With the pictures left out, restate every entry word for word.

(Records contained in a dataset)
= = = = = = =

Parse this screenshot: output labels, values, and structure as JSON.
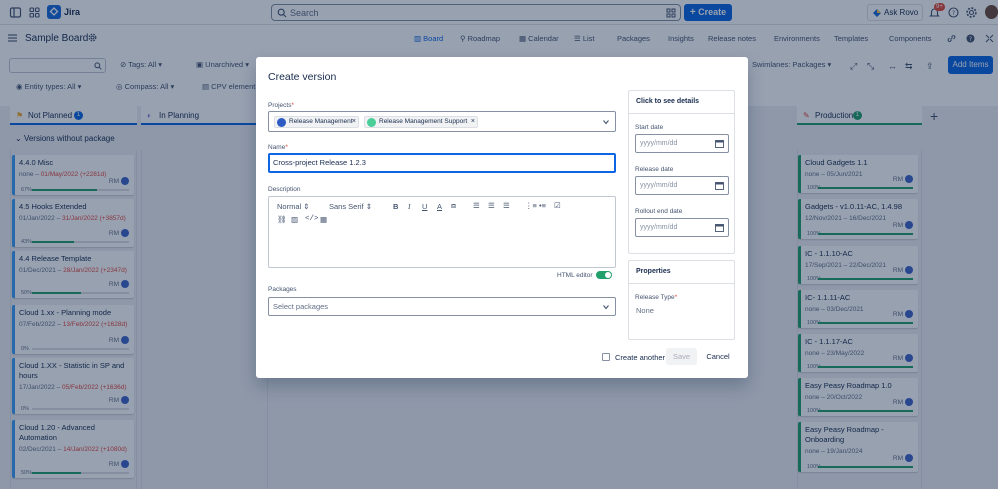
{
  "topnav": {
    "app_name": "Jira",
    "search_placeholder": "Search",
    "create_label": "Create",
    "ask_rovo_label": "Ask Rovo",
    "notifications_badge": "9+"
  },
  "board": {
    "title": "Sample Board",
    "tabs": [
      "Board",
      "Roadmap",
      "Calendar",
      "List",
      "Packages",
      "Insights",
      "Release notes",
      "Environments",
      "Templates",
      "Components"
    ],
    "active_tab": "Board"
  },
  "filters": {
    "tags": "Tags: All",
    "unarchived": "Unarchived",
    "entity_types": "Entity types: All",
    "compass": "Compass: All",
    "cpv": "CPV element",
    "swimlanes": "Swimlanes: Packages",
    "add_items": "Add Items"
  },
  "columns": {
    "not_planned": "Not Planned",
    "in_planning": "In Planning",
    "production": "Production",
    "not_planned_count": "1",
    "production_count": "1"
  },
  "swimlane_label": "Versions without package",
  "left_cards": [
    {
      "title": "4.4.0 Misc",
      "dates": "none – ",
      "late_date": "01/May/2022",
      "late": "(+2281d)",
      "pct": "67%",
      "fill": 0.67,
      "owner": "RM"
    },
    {
      "title": "4.5 Hooks Extended",
      "dates": "01/Jan/2022 – ",
      "late_date": "31/Jan/2022",
      "late": "(+3857d)",
      "pct": "43%",
      "fill": 0.43,
      "owner": "RM"
    },
    {
      "title": "4.4 Release Template",
      "dates": "01/Dec/2021 – ",
      "late_date": "28/Jan/2022",
      "late": "(+2347d)",
      "pct": "50%",
      "fill": 0.5,
      "owner": "RM"
    },
    {
      "title": "Cloud 1.xx - Planning mode",
      "dates": "07/Feb/2022 – ",
      "late_date": "13/Feb/2022",
      "late": "(+1628d)",
      "pct": "0%",
      "fill": 0.0,
      "owner": "RM"
    },
    {
      "title": "Cloud 1.XX - Statistic in SP and hours",
      "dates": "17/Jan/2022 – ",
      "late_date": "05/Feb/2022",
      "late": "(+1636d)",
      "pct": "0%",
      "fill": 0.0,
      "owner": "RM"
    },
    {
      "title": "Cloud 1.20 - Advanced Automation",
      "dates": "02/Dec/2021 – ",
      "late_date": "14/Jan/2022",
      "late": "(+1080d)",
      "pct": "50%",
      "fill": 0.5,
      "owner": "RM"
    }
  ],
  "right_cards": [
    {
      "title": "Cloud Gadgets 1.1",
      "dates": "none – 05/Jun/2021",
      "pct": "100%",
      "owner": "RM"
    },
    {
      "title": "Gadgets - v1.0.11-AC, 1.4.98",
      "dates": "12/Nov/2021 – 16/Dec/2021",
      "pct": "100%",
      "owner": "RM"
    },
    {
      "title": "IC - 1.1.10-AC",
      "dates": "17/Sep/2021 – 22/Dec/2021",
      "pct": "100%",
      "owner": "RM"
    },
    {
      "title": "IC- 1.1.11-AC",
      "dates": "none – 03/Dec/2021",
      "pct": "100%",
      "owner": "RM"
    },
    {
      "title": "IC - 1.1.17-AC",
      "dates": "none – 23/May/2022",
      "pct": "100%",
      "owner": "RM"
    },
    {
      "title": "Easy Peasy Roadmap 1.0",
      "dates": "none – 20/Oct/2022",
      "pct": "100%",
      "owner": "RM"
    },
    {
      "title": "Easy Peasy Roadmap - Onboarding",
      "dates": "none – 19/Jan/2024",
      "pct": "100%",
      "owner": "RM"
    }
  ],
  "modal": {
    "title": "Create version",
    "projects_label": "Projects",
    "projects": [
      "Release Management",
      "Release Management Support"
    ],
    "name_label": "Name",
    "name_value": "Cross-project Release 1.2.3",
    "description_label": "Description",
    "toolbar_format": "Normal",
    "toolbar_font": "Sans Serif",
    "html_editor_label": "HTML editor",
    "packages_label": "Packages",
    "packages_placeholder": "Select packages",
    "details_title": "Click to see details",
    "start_date_label": "Start date",
    "release_date_label": "Release date",
    "rollout_end_date_label": "Rollout end date",
    "date_placeholder": "yyyy/mm/dd",
    "properties_title": "Properties",
    "release_type_label": "Release Type",
    "release_type_value": "None",
    "create_another_label": "Create another",
    "save_label": "Save",
    "cancel_label": "Cancel"
  },
  "colors": {
    "primary": "#0c66e4",
    "danger": "#e2483d",
    "success": "#22a06b"
  }
}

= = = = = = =

Expected output:
Parse this screenshot: output labels, values, and structure as JSON.
{
  "topnav": {
    "app_name": "Jira",
    "search_placeholder": "Search",
    "create_label": "Create",
    "ask_rovo_label": "Ask Rovo",
    "notifications_badge": "9+"
  },
  "board": {
    "title": "Sample Board",
    "tabs": [
      "Board",
      "Roadmap",
      "Calendar",
      "List",
      "Packages",
      "Insights",
      "Release notes",
      "Environments",
      "Templates",
      "Components"
    ],
    "active_tab": "Board"
  },
  "filters": {
    "tags": "Tags: All",
    "unarchived": "Unarchived",
    "entity_types": "Entity types: All",
    "compass": "Compass: All",
    "cpv": "CPV element",
    "swimlanes": "Swimlanes: Packages",
    "add_items": "Add Items"
  },
  "columns": {
    "not_planned": "Not Planned",
    "in_planning": "In Planning",
    "production": "Production",
    "not_planned_count": "1",
    "production_count": "1"
  },
  "swimlane_label": "Versions without package",
  "left_cards": [
    {
      "title": "4.4.0 Misc",
      "dates": "none – ",
      "late_date": "01/May/2022",
      "late": "(+2281d)",
      "pct": "67%",
      "fill": 0.67,
      "owner": "RM"
    },
    {
      "title": "4.5 Hooks Extended",
      "dates": "01/Jan/2022 – ",
      "late_date": "31/Jan/2022",
      "late": "(+3857d)",
      "pct": "43%",
      "fill": 0.43,
      "owner": "RM"
    },
    {
      "title": "4.4 Release Template",
      "dates": "01/Dec/2021 – ",
      "late_date": "28/Jan/2022",
      "late": "(+2347d)",
      "pct": "50%",
      "fill": 0.5,
      "owner": "RM"
    },
    {
      "title": "Cloud 1.xx - Planning mode",
      "dates": "07/Feb/2022 – ",
      "late_date": "13/Feb/2022",
      "late": "(+1628d)",
      "pct": "0%",
      "fill": 0.0,
      "owner": "RM"
    },
    {
      "title": "Cloud 1.XX - Statistic in SP and hours",
      "dates": "17/Jan/2022 – ",
      "late_date": "05/Feb/2022",
      "late": "(+1636d)",
      "pct": "0%",
      "fill": 0.0,
      "owner": "RM"
    },
    {
      "title": "Cloud 1.20 - Advanced Automation",
      "dates": "02/Dec/2021 – ",
      "late_date": "14/Jan/2022",
      "late": "(+1080d)",
      "pct": "50%",
      "fill": 0.5,
      "owner": "RM"
    }
  ],
  "right_cards": [
    {
      "title": "Cloud Gadgets 1.1",
      "dates": "none – 05/Jun/2021",
      "pct": "100%",
      "owner": "RM"
    },
    {
      "title": "Gadgets - v1.0.11-AC, 1.4.98",
      "dates": "12/Nov/2021 – 16/Dec/2021",
      "pct": "100%",
      "owner": "RM"
    },
    {
      "title": "IC - 1.1.10-AC",
      "dates": "17/Sep/2021 – 22/Dec/2021",
      "pct": "100%",
      "owner": "RM"
    },
    {
      "title": "IC- 1.1.11-AC",
      "dates": "none – 03/Dec/2021",
      "pct": "100%",
      "owner": "RM"
    },
    {
      "title": "IC - 1.1.17-AC",
      "dates": "none – 23/May/2022",
      "pct": "100%",
      "owner": "RM"
    },
    {
      "title": "Easy Peasy Roadmap 1.0",
      "dates": "none – 20/Oct/2022",
      "pct": "100%",
      "owner": "RM"
    },
    {
      "title": "Easy Peasy Roadmap - Onboarding",
      "dates": "none – 19/Jan/2024",
      "pct": "100%",
      "owner": "RM"
    }
  ],
  "modal": {
    "title": "Create version",
    "projects_label": "Projects",
    "projects": [
      "Release Management",
      "Release Management Support"
    ],
    "name_label": "Name",
    "name_value": "Cross-project Release 1.2.3",
    "description_label": "Description",
    "toolbar_format": "Normal",
    "toolbar_font": "Sans Serif",
    "html_editor_label": "HTML editor",
    "packages_label": "Packages",
    "packages_placeholder": "Select packages",
    "details_title": "Click to see details",
    "start_date_label": "Start date",
    "release_date_label": "Release date",
    "rollout_end_date_label": "Rollout end date",
    "date_placeholder": "yyyy/mm/dd",
    "properties_title": "Properties",
    "release_type_label": "Release Type",
    "release_type_value": "None",
    "create_another_label": "Create another",
    "save_label": "Save",
    "cancel_label": "Cancel"
  },
  "colors": {
    "primary": "#0c66e4",
    "danger": "#e2483d",
    "success": "#22a06b"
  }
}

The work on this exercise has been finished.